= Requirement =
Pull out every line in the data that has the string "Cost" in it.

====== The input ======

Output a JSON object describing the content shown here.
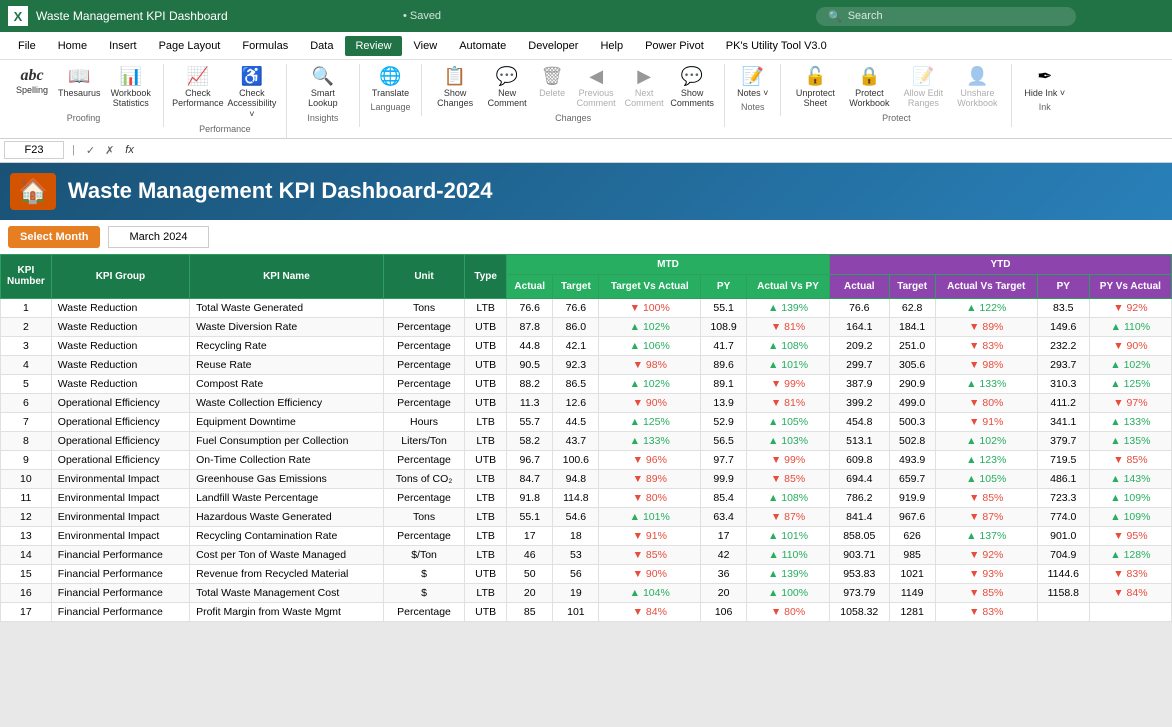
{
  "titleBar": {
    "appIcon": "X",
    "fileTitle": "Waste Management KPI Dashboard",
    "saved": "• Saved",
    "searchPlaceholder": "Search"
  },
  "menuBar": {
    "items": [
      "File",
      "Home",
      "Insert",
      "Page Layout",
      "Formulas",
      "Data",
      "Review",
      "View",
      "Automate",
      "Developer",
      "Help",
      "Power Pivot",
      "PK's Utility Tool V3.0"
    ]
  },
  "ribbon": {
    "groups": [
      {
        "label": "Proofing",
        "items": [
          {
            "id": "spelling",
            "icon": "abc",
            "label": "Spelling",
            "disabled": false
          },
          {
            "id": "thesaurus",
            "icon": "📖",
            "label": "Thesaurus",
            "disabled": false
          },
          {
            "id": "workbook-stats",
            "icon": "123",
            "label": "Workbook Statistics",
            "disabled": false
          }
        ]
      },
      {
        "label": "Performance",
        "items": [
          {
            "id": "check-performance",
            "icon": "📊",
            "label": "Check Performance",
            "disabled": false
          },
          {
            "id": "check-accessibility",
            "icon": "✓",
            "label": "Check Accessibility ˅",
            "disabled": false
          }
        ]
      },
      {
        "label": "Insights",
        "items": [
          {
            "id": "smart-lookup",
            "icon": "🔍",
            "label": "Smart Lookup",
            "disabled": false
          }
        ]
      },
      {
        "label": "Language",
        "items": [
          {
            "id": "translate",
            "icon": "🌐",
            "label": "Translate",
            "disabled": false
          }
        ]
      },
      {
        "label": "Changes",
        "items": [
          {
            "id": "show-changes",
            "icon": "📋",
            "label": "Show Changes",
            "disabled": false
          },
          {
            "id": "new-comment",
            "icon": "💬",
            "label": "New Comment",
            "disabled": false
          },
          {
            "id": "delete-comment",
            "icon": "🗑",
            "label": "Delete",
            "disabled": true
          },
          {
            "id": "prev-comment",
            "icon": "◀",
            "label": "Previous Comment",
            "disabled": true
          },
          {
            "id": "next-comment",
            "icon": "▶",
            "label": "Next Comment",
            "disabled": true
          },
          {
            "id": "show-comments",
            "icon": "💬",
            "label": "Show Comments",
            "disabled": false
          }
        ]
      },
      {
        "label": "Notes",
        "items": [
          {
            "id": "notes",
            "icon": "📝",
            "label": "Notes ˅",
            "disabled": false
          }
        ]
      },
      {
        "label": "Protect",
        "items": [
          {
            "id": "unprotect-sheet",
            "icon": "🔓",
            "label": "Unprotect Sheet",
            "disabled": false
          },
          {
            "id": "protect-workbook",
            "icon": "🔒",
            "label": "Protect Workbook",
            "disabled": false
          },
          {
            "id": "allow-edit-ranges",
            "icon": "📝",
            "label": "Allow Edit Ranges",
            "disabled": true
          },
          {
            "id": "unshare-workbook",
            "icon": "👤",
            "label": "Unshare Workbook",
            "disabled": true
          }
        ]
      },
      {
        "label": "Ink",
        "items": [
          {
            "id": "hide-ink",
            "icon": "✒",
            "label": "Hide Ink ˅",
            "disabled": false
          }
        ]
      }
    ]
  },
  "formulaBar": {
    "cellRef": "F23",
    "formula": ""
  },
  "dashboard": {
    "title": "Waste Management KPI Dashboard-2024",
    "selectMonthLabel": "Select Month",
    "selectedMonth": "March 2024",
    "sections": {
      "mtd": "MTD",
      "ytd": "YTD"
    },
    "headers": {
      "kpiNumber": "KPI Number",
      "kpiGroup": "KPI Group",
      "kpiName": "KPI Name",
      "unit": "Unit",
      "type": "Type",
      "actual": "Actual",
      "target": "Target",
      "targetVsActual": "Target Vs Actual",
      "py": "PY",
      "actualVsPY": "Actual Vs PY",
      "ytdActual": "Actual",
      "ytdTarget": "Target",
      "ytdActualVsTarget": "Actual Vs Target",
      "ytdPY": "PY",
      "ytdPYVsActual": "PY Vs Actual"
    },
    "rows": [
      {
        "num": 1,
        "group": "Waste Reduction",
        "name": "Total Waste Generated",
        "unit": "Tons",
        "type": "LTB",
        "actual": "76.6",
        "target": "76.6",
        "tvA": "▼ 100%",
        "py": "55.1",
        "avPY": "▲ 139%",
        "ytdActual": "76.6",
        "ytdTarget": "62.8",
        "ytdAvT": "▲ 122%",
        "ytdPY": "83.5",
        "ytdPYvA": "▼ 92%"
      },
      {
        "num": 2,
        "group": "Waste Reduction",
        "name": "Waste Diversion Rate",
        "unit": "Percentage",
        "type": "UTB",
        "actual": "87.8",
        "target": "86.0",
        "tvA": "▲ 102%",
        "py": "108.9",
        "avPY": "▼ 81%",
        "ytdActual": "164.1",
        "ytdTarget": "184.1",
        "ytdAvT": "▼ 89%",
        "ytdPY": "149.6",
        "ytdPYvA": "▲ 110%"
      },
      {
        "num": 3,
        "group": "Waste Reduction",
        "name": "Recycling Rate",
        "unit": "Percentage",
        "type": "UTB",
        "actual": "44.8",
        "target": "42.1",
        "tvA": "▲ 106%",
        "py": "41.7",
        "avPY": "▲ 108%",
        "ytdActual": "209.2",
        "ytdTarget": "251.0",
        "ytdAvT": "▼ 83%",
        "ytdPY": "232.2",
        "ytdPYvA": "▼ 90%"
      },
      {
        "num": 4,
        "group": "Waste Reduction",
        "name": "Reuse Rate",
        "unit": "Percentage",
        "type": "UTB",
        "actual": "90.5",
        "target": "92.3",
        "tvA": "▼ 98%",
        "py": "89.6",
        "avPY": "▲ 101%",
        "ytdActual": "299.7",
        "ytdTarget": "305.6",
        "ytdAvT": "▼ 98%",
        "ytdPY": "293.7",
        "ytdPYvA": "▲ 102%"
      },
      {
        "num": 5,
        "group": "Waste Reduction",
        "name": "Compost Rate",
        "unit": "Percentage",
        "type": "UTB",
        "actual": "88.2",
        "target": "86.5",
        "tvA": "▲ 102%",
        "py": "89.1",
        "avPY": "▼ 99%",
        "ytdActual": "387.9",
        "ytdTarget": "290.9",
        "ytdAvT": "▲ 133%",
        "ytdPY": "310.3",
        "ytdPYvA": "▲ 125%"
      },
      {
        "num": 6,
        "group": "Operational Efficiency",
        "name": "Waste Collection Efficiency",
        "unit": "Percentage",
        "type": "UTB",
        "actual": "11.3",
        "target": "12.6",
        "tvA": "▼ 90%",
        "py": "13.9",
        "avPY": "▼ 81%",
        "ytdActual": "399.2",
        "ytdTarget": "499.0",
        "ytdAvT": "▼ 80%",
        "ytdPY": "411.2",
        "ytdPYvA": "▼ 97%"
      },
      {
        "num": 7,
        "group": "Operational Efficiency",
        "name": "Equipment Downtime",
        "unit": "Hours",
        "type": "LTB",
        "actual": "55.7",
        "target": "44.5",
        "tvA": "▲ 125%",
        "py": "52.9",
        "avPY": "▲ 105%",
        "ytdActual": "454.8",
        "ytdTarget": "500.3",
        "ytdAvT": "▼ 91%",
        "ytdPY": "341.1",
        "ytdPYvA": "▲ 133%"
      },
      {
        "num": 8,
        "group": "Operational Efficiency",
        "name": "Fuel Consumption per Collection",
        "unit": "Liters/Ton",
        "type": "LTB",
        "actual": "58.2",
        "target": "43.7",
        "tvA": "▲ 133%",
        "py": "56.5",
        "avPY": "▲ 103%",
        "ytdActual": "513.1",
        "ytdTarget": "502.8",
        "ytdAvT": "▲ 102%",
        "ytdPY": "379.7",
        "ytdPYvA": "▲ 135%"
      },
      {
        "num": 9,
        "group": "Operational Efficiency",
        "name": "On-Time Collection Rate",
        "unit": "Percentage",
        "type": "UTB",
        "actual": "96.7",
        "target": "100.6",
        "tvA": "▼ 96%",
        "py": "97.7",
        "avPY": "▼ 99%",
        "ytdActual": "609.8",
        "ytdTarget": "493.9",
        "ytdAvT": "▲ 123%",
        "ytdPY": "719.5",
        "ytdPYvA": "▼ 85%"
      },
      {
        "num": 10,
        "group": "Environmental Impact",
        "name": "Greenhouse Gas Emissions",
        "unit": "Tons of CO₂",
        "type": "LTB",
        "actual": "84.7",
        "target": "94.8",
        "tvA": "▼ 89%",
        "py": "99.9",
        "avPY": "▼ 85%",
        "ytdActual": "694.4",
        "ytdTarget": "659.7",
        "ytdAvT": "▲ 105%",
        "ytdPY": "486.1",
        "ytdPYvA": "▲ 143%"
      },
      {
        "num": 11,
        "group": "Environmental Impact",
        "name": "Landfill Waste Percentage",
        "unit": "Percentage",
        "type": "LTB",
        "actual": "91.8",
        "target": "114.8",
        "tvA": "▼ 80%",
        "py": "85.4",
        "avPY": "▲ 108%",
        "ytdActual": "786.2",
        "ytdTarget": "919.9",
        "ytdAvT": "▼ 85%",
        "ytdPY": "723.3",
        "ytdPYvA": "▲ 109%"
      },
      {
        "num": 12,
        "group": "Environmental Impact",
        "name": "Hazardous Waste Generated",
        "unit": "Tons",
        "type": "LTB",
        "actual": "55.1",
        "target": "54.6",
        "tvA": "▲ 101%",
        "py": "63.4",
        "avPY": "▼ 87%",
        "ytdActual": "841.4",
        "ytdTarget": "967.6",
        "ytdAvT": "▼ 87%",
        "ytdPY": "774.0",
        "ytdPYvA": "▲ 109%"
      },
      {
        "num": 13,
        "group": "Environmental Impact",
        "name": "Recycling Contamination Rate",
        "unit": "Percentage",
        "type": "LTB",
        "actual": "17",
        "target": "18",
        "tvA": "▼ 91%",
        "py": "17",
        "avPY": "▲ 101%",
        "ytdActual": "858.05",
        "ytdTarget": "626",
        "ytdAvT": "▲ 137%",
        "ytdPY": "901.0",
        "ytdPYvA": "▼ 95%"
      },
      {
        "num": 14,
        "group": "Financial Performance",
        "name": "Cost per Ton of Waste Managed",
        "unit": "$/Ton",
        "type": "LTB",
        "actual": "46",
        "target": "53",
        "tvA": "▼ 85%",
        "py": "42",
        "avPY": "▲ 110%",
        "ytdActual": "903.71",
        "ytdTarget": "985",
        "ytdAvT": "▼ 92%",
        "ytdPY": "704.9",
        "ytdPYvA": "▲ 128%"
      },
      {
        "num": 15,
        "group": "Financial Performance",
        "name": "Revenue from Recycled Material",
        "unit": "$",
        "type": "UTB",
        "actual": "50",
        "target": "56",
        "tvA": "▼ 90%",
        "py": "36",
        "avPY": "▲ 139%",
        "ytdActual": "953.83",
        "ytdTarget": "1021",
        "ytdAvT": "▼ 93%",
        "ytdPY": "1144.6",
        "ytdPYvA": "▼ 83%"
      },
      {
        "num": 16,
        "group": "Financial Performance",
        "name": "Total Waste Management Cost",
        "unit": "$",
        "type": "LTB",
        "actual": "20",
        "target": "19",
        "tvA": "▲ 104%",
        "py": "20",
        "avPY": "▲ 100%",
        "ytdActual": "973.79",
        "ytdTarget": "1149",
        "ytdAvT": "▼ 85%",
        "ytdPY": "1158.8",
        "ytdPYvA": "▼ 84%"
      },
      {
        "num": 17,
        "group": "Financial Performance",
        "name": "Profit Margin from Waste Mgmt",
        "unit": "Percentage",
        "type": "UTB",
        "actual": "85",
        "target": "101",
        "tvA": "▼ 84%",
        "py": "106",
        "avPY": "▼ 80%",
        "ytdActual": "1058.32",
        "ytdTarget": "1281",
        "ytdAvT": "▼ 83%",
        "ytdPY": "",
        "ytdPYvA": ""
      }
    ]
  }
}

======

= Solution to the problem =
        "name": "Cost per Ton of Waste Managed",
        "name": "Total Waste Management Cost",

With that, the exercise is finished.